BEGIN

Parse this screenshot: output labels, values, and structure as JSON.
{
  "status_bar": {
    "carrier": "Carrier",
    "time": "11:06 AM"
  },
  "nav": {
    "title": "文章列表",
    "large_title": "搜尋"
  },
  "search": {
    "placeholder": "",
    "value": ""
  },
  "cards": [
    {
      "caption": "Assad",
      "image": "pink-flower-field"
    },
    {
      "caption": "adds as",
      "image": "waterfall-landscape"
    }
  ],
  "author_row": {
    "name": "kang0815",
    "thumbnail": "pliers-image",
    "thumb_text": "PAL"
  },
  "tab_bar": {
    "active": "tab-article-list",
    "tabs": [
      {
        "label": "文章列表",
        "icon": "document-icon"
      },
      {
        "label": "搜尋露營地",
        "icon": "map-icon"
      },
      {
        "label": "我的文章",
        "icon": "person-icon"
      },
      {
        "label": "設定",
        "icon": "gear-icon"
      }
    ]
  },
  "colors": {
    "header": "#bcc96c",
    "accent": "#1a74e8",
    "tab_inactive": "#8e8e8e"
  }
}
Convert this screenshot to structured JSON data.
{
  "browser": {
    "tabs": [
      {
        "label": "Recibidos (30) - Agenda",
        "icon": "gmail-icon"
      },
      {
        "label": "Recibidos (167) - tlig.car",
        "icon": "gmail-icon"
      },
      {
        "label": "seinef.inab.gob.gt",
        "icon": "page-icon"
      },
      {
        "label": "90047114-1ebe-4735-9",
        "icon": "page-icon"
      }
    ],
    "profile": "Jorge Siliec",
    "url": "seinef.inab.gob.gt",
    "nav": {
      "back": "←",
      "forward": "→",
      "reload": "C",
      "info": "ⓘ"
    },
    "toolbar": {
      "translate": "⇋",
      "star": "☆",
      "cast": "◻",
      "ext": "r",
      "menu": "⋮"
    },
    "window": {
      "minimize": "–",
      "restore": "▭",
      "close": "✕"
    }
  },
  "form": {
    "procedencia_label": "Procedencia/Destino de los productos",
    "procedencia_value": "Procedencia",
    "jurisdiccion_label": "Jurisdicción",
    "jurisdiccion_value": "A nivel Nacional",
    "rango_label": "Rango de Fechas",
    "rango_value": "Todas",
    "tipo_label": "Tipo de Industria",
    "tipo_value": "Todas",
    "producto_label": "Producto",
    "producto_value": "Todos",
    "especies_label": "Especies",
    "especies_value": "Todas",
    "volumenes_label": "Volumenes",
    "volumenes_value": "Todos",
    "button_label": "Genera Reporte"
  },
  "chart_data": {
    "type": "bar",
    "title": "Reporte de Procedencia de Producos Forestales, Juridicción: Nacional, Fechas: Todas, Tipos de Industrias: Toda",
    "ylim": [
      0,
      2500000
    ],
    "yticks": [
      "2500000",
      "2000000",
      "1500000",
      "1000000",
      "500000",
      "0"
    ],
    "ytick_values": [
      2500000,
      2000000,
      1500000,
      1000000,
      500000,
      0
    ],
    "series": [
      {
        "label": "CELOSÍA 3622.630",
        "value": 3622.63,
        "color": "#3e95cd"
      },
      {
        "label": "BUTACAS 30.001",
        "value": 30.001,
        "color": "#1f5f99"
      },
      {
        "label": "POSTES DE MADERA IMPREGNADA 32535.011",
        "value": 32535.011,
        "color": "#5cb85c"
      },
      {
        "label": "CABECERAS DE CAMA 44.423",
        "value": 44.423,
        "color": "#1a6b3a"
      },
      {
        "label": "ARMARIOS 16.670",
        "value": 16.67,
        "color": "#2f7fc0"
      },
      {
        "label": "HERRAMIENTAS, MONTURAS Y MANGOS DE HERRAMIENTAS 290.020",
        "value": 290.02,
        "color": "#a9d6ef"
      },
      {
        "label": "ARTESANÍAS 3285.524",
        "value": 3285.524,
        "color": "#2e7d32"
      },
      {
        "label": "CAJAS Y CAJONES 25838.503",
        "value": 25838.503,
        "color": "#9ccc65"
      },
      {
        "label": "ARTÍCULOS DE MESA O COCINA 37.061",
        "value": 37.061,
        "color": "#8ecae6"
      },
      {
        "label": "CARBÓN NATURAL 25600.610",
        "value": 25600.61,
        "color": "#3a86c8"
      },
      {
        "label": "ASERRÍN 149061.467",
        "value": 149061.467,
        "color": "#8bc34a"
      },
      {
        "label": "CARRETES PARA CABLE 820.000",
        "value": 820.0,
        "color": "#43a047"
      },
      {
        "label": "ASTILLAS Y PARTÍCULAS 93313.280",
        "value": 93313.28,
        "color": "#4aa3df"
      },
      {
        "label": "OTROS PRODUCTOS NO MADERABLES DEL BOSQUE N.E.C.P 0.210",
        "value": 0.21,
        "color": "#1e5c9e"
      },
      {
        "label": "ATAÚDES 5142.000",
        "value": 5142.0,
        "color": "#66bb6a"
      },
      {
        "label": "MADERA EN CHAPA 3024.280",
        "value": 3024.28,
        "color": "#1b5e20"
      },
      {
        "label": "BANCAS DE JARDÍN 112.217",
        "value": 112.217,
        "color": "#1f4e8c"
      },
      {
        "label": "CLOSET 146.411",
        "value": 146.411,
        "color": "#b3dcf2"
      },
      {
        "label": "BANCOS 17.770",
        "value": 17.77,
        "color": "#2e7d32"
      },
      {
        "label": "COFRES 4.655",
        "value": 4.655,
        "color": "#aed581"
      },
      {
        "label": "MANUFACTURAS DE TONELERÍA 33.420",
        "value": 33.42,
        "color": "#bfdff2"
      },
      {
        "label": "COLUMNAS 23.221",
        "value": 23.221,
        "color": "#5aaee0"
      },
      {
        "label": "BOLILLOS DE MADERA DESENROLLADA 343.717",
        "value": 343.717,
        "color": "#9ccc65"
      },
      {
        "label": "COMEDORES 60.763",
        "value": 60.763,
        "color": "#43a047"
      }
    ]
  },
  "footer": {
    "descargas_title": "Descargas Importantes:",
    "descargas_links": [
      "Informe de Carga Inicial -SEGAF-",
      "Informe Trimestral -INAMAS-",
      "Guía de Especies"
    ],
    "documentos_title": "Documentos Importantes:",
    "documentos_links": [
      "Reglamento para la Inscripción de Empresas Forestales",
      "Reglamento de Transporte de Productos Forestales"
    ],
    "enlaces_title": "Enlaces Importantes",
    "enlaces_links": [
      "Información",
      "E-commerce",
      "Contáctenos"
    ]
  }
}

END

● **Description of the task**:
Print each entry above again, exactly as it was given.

● **Exercise answer**:
Parse this screenshot: output labels, values, and structure as JSON.
{
  "status_bar": {
    "carrier": "Carrier",
    "time": "11:06 AM"
  },
  "nav": {
    "title": "文章列表",
    "large_title": "搜尋"
  },
  "search": {
    "placeholder": "",
    "value": ""
  },
  "cards": [
    {
      "caption": "Assad",
      "image": "pink-flower-field"
    },
    {
      "caption": "adds as",
      "image": "waterfall-landscape"
    }
  ],
  "author_row": {
    "name": "kang0815",
    "thumbnail": "pliers-image",
    "thumb_text": "PAL"
  },
  "tab_bar": {
    "active": "tab-article-list",
    "tabs": [
      {
        "label": "文章列表",
        "icon": "document-icon"
      },
      {
        "label": "搜尋露營地",
        "icon": "map-icon"
      },
      {
        "label": "我的文章",
        "icon": "person-icon"
      },
      {
        "label": "設定",
        "icon": "gear-icon"
      }
    ]
  },
  "colors": {
    "header": "#bcc96c",
    "accent": "#1a74e8",
    "tab_inactive": "#8e8e8e"
  }
}
Convert this screenshot to structured JSON data.
{
  "browser": {
    "tabs": [
      {
        "label": "Recibidos (30) - Agenda",
        "icon": "gmail-icon"
      },
      {
        "label": "Recibidos (167) - tlig.car",
        "icon": "gmail-icon"
      },
      {
        "label": "seinef.inab.gob.gt",
        "icon": "page-icon"
      },
      {
        "label": "90047114-1ebe-4735-9",
        "icon": "page-icon"
      }
    ],
    "profile": "Jorge Siliec",
    "url": "seinef.inab.gob.gt",
    "nav": {
      "back": "←",
      "forward": "→",
      "reload": "C",
      "info": "ⓘ"
    },
    "toolbar": {
      "translate": "⇋",
      "star": "☆",
      "cast": "◻",
      "ext": "r",
      "menu": "⋮"
    },
    "window": {
      "minimize": "–",
      "restore": "▭",
      "close": "✕"
    }
  },
  "form": {
    "procedencia_label": "Procedencia/Destino de los productos",
    "procedencia_value": "Procedencia",
    "jurisdiccion_label": "Jurisdicción",
    "jurisdiccion_value": "A nivel Nacional",
    "rango_label": "Rango de Fechas",
    "rango_value": "Todas",
    "tipo_label": "Tipo de Industria",
    "tipo_value": "Todas",
    "producto_label": "Producto",
    "producto_value": "Todos",
    "especies_label": "Especies",
    "especies_value": "Todas",
    "volumenes_label": "Volumenes",
    "volumenes_value": "Todos",
    "button_label": "Genera Reporte"
  },
  "chart_data": {
    "type": "bar",
    "title": "Reporte de Procedencia de Producos Forestales, Juridicción: Nacional, Fechas: Todas, Tipos de Industrias: Toda",
    "ylim": [
      0,
      2500000
    ],
    "yticks": [
      "2500000",
      "2000000",
      "1500000",
      "1000000",
      "500000",
      "0"
    ],
    "ytick_values": [
      2500000,
      2000000,
      1500000,
      1000000,
      500000,
      0
    ],
    "series": [
      {
        "label": "CELOSÍA 3622.630",
        "value": 3622.63,
        "color": "#3e95cd"
      },
      {
        "label": "BUTACAS 30.001",
        "value": 30.001,
        "color": "#1f5f99"
      },
      {
        "label": "POSTES DE MADERA IMPREGNADA 32535.011",
        "value": 32535.011,
        "color": "#5cb85c"
      },
      {
        "label": "CABECERAS DE CAMA 44.423",
        "value": 44.423,
        "color": "#1a6b3a"
      },
      {
        "label": "ARMARIOS 16.670",
        "value": 16.67,
        "color": "#2f7fc0"
      },
      {
        "label": "HERRAMIENTAS, MONTURAS Y MANGOS DE HERRAMIENTAS 290.020",
        "value": 290.02,
        "color": "#a9d6ef"
      },
      {
        "label": "ARTESANÍAS 3285.524",
        "value": 3285.524,
        "color": "#2e7d32"
      },
      {
        "label": "CAJAS Y CAJONES 25838.503",
        "value": 25838.503,
        "color": "#9ccc65"
      },
      {
        "label": "ARTÍCULOS DE MESA O COCINA 37.061",
        "value": 37.061,
        "color": "#8ecae6"
      },
      {
        "label": "CARBÓN NATURAL 25600.610",
        "value": 25600.61,
        "color": "#3a86c8"
      },
      {
        "label": "ASERRÍN 149061.467",
        "value": 149061.467,
        "color": "#8bc34a"
      },
      {
        "label": "CARRETES PARA CABLE 820.000",
        "value": 820.0,
        "color": "#43a047"
      },
      {
        "label": "ASTILLAS Y PARTÍCULAS 93313.280",
        "value": 93313.28,
        "color": "#4aa3df"
      },
      {
        "label": "OTROS PRODUCTOS NO MADERABLES DEL BOSQUE N.E.C.P 0.210",
        "value": 0.21,
        "color": "#1e5c9e"
      },
      {
        "label": "ATAÚDES 5142.000",
        "value": 5142.0,
        "color": "#66bb6a"
      },
      {
        "label": "MADERA EN CHAPA 3024.280",
        "value": 3024.28,
        "color": "#1b5e20"
      },
      {
        "label": "BANCAS DE JARDÍN 112.217",
        "value": 112.217,
        "color": "#1f4e8c"
      },
      {
        "label": "CLOSET 146.411",
        "value": 146.411,
        "color": "#b3dcf2"
      },
      {
        "label": "BANCOS 17.770",
        "value": 17.77,
        "color": "#2e7d32"
      },
      {
        "label": "COFRES 4.655",
        "value": 4.655,
        "color": "#aed581"
      },
      {
        "label": "MANUFACTURAS DE TONELERÍA 33.420",
        "value": 33.42,
        "color": "#bfdff2"
      },
      {
        "label": "COLUMNAS 23.221",
        "value": 23.221,
        "color": "#5aaee0"
      },
      {
        "label": "BOLILLOS DE MADERA DESENROLLADA 343.717",
        "value": 343.717,
        "color": "#9ccc65"
      },
      {
        "label": "COMEDORES 60.763",
        "value": 60.763,
        "color": "#43a047"
      }
    ]
  },
  "footer": {
    "descargas_title": "Descargas Importantes:",
    "descargas_links": [
      "Informe de Carga Inicial -SEGAF-",
      "Informe Trimestral -INAMAS-",
      "Guía de Especies"
    ],
    "documentos_title": "Documentos Importantes:",
    "documentos_links": [
      "Reglamento para la Inscripción de Empresas Forestales",
      "Reglamento de Transporte de Productos Forestales"
    ],
    "enlaces_title": "Enlaces Importantes",
    "enlaces_links": [
      "Información",
      "E-commerce",
      "Contáctenos"
    ]
  }
}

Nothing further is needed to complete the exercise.